Syria’s opposition has warned of a “catastrophe” if coronavirus spreads in regime-controlled prisons after two guards died in Damascus this week because of the virus.
The pandemic has put the spotlight back on the dire situation inside government prisons that hold hundreds of political prisoners and detainees.
"They are overcrowded, there is no hygiene or medical services inside, if the disease spreads then it would be a huge issue," Hadi Al Bahra, the co-chair of the Syrian opposition's constitutional committee, told The National.
Two of Adra’s prison guards, Hassan Ismael and Yasser Al Akkad died this week, Mr Al Bahra said.
“If the disease has reached the guards who are free to move and live in better conditions [than those detained] then you can imagine for sure that the virus is in the prison and among the detainees,” Mr Al Bahra said.
Poor sanitation, lack of access to clean water and severe overcrowding in prisons means the virus could spread quickly.
Mr Al Bahra said the opposition received reports of confirmed coronavirus cases in Hama prison, but could not verify the exact number.
Prison guards have a lot of interaction with prisoners in Syrian government facilities, Sara Kayaali, Syria specialist with Human Rights Watch (HRW), told The National.
“They often torture them, sexually violate them, they are in contact often enough for me to say there is a high risk of infection, especially if this is being kept under wraps and proper procedures are not being taken,” she said.
Ms Kayaali said HRW could not confirm the death of the two prison guards.
The UN envoy for Syria, Geir Pedersen, last month, pointed to the risk of Covid-19, the highly contagious respiratory disease caused by the coronavirus, racing through the country’s prisons and urged quick action to free prisoners.
UN investigators and Western human rights activists say the Syrian regime have arrested and tortured tens of thousands of people since the conflict began in 2011.
The International Committee of the Red Cross (ICRC) said it has started to support a variety of preventive measures against Covid-19 in some areas of detention in Syria.
This includes the donation "hygiene kits for detainees, as well as preventive equipment and materials like disinfectant, gloves, goggles and gowns to central prisons under the Ministry of Interior," ICRC spokesperson to Syria Ingy Sedky told The National.
“The plan is to cover 10 central prisons in order to limit as much as possible the risks of Covid-19 on detainees,” Ms Sedky said.
The opposition fears that with a ravaged health system and low number of physicians the country will not be able to contain the virus if it spreads.

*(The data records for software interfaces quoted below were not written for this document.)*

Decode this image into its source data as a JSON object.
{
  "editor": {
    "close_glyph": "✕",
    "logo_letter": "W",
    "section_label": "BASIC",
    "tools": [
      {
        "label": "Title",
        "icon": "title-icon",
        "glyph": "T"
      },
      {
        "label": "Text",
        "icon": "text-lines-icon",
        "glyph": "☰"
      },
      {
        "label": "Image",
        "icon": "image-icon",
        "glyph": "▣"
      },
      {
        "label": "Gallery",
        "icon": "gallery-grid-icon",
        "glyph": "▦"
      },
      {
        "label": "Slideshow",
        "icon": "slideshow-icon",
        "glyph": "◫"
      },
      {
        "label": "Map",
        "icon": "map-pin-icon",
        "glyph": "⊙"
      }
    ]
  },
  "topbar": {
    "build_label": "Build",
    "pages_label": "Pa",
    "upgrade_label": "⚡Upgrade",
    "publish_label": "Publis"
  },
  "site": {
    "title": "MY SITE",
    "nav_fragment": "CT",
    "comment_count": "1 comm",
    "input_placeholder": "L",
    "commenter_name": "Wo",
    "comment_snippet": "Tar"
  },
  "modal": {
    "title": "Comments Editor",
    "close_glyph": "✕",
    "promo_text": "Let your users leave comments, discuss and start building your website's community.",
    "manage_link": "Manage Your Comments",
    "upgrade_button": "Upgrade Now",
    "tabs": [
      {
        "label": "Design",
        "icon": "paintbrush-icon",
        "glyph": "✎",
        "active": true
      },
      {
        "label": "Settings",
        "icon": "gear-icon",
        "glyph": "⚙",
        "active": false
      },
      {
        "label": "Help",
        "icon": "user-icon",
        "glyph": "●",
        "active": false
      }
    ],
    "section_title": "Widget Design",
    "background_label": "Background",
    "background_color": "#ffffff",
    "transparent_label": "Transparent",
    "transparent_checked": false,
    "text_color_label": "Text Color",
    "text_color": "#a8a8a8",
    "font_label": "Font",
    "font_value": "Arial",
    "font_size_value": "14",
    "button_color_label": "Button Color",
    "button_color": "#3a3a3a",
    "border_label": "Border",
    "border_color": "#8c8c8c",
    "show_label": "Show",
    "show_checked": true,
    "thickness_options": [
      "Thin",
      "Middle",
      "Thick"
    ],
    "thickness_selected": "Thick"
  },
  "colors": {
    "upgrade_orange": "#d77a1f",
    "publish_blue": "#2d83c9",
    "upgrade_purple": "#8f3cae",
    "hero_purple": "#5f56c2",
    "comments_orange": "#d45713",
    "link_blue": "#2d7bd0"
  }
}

More than 80 per cent of the population live in poverty, millions have been displaced and hundreds of thousands are crammed into overcrowded camps.
Mr Al Bahra, former president of the Syrian National Coalition, said the situation in North West Syria, which hosts 4.5 million people, has deteriorated sharply in recent months.
Syrian and Russian air strikes have forced almost millions civilians to flee towards the Turkish border since December.
A fragile ceasefire is currently in place.
“During the last three months there were more than 580 attacks that targeted medical facilities and personnel,” he said.
The majority of these medical facilities are out of order.
“We don’t have enough hospital beds, intensive care unit beds, ventilators and physicians, so the highest risk area is the north-west,” Mr Al Bahra said.
The World Health Organisation says it is dealing with a global shortage and is working to raise resources for Syria, which it calls a priority area.
Mr Al Bahra said WHO only delivered “test kits for 5,300 people for an area of 4.5 million.”
So far, Syria’s official count is 42 infections and two deaths, all in or around Damascus.
WHO created a $30 million plan to establish isolation units and prepare facilities for coronavirus patients. But the agency has yet to bring the supplies
“Everyone should push the WHO to move fast because we are under staffed, under equipped, so by luck we didn’t report any cases,” Mr Al Bahra said.
Instead, the opposition says that WHO is giving precedence to regime-controlled zones.
“We are against it because in regime control areas the medical facilities are intact, no one has assaulted them, they have a high concentration of physicians, nurses, so the area is more equipped to combat the virus,” he said.
If a case is recorded in the area it would be a "real dangerous issue that will put at risk around 4.5 million people," he said.
"The epidemic would be all over the area."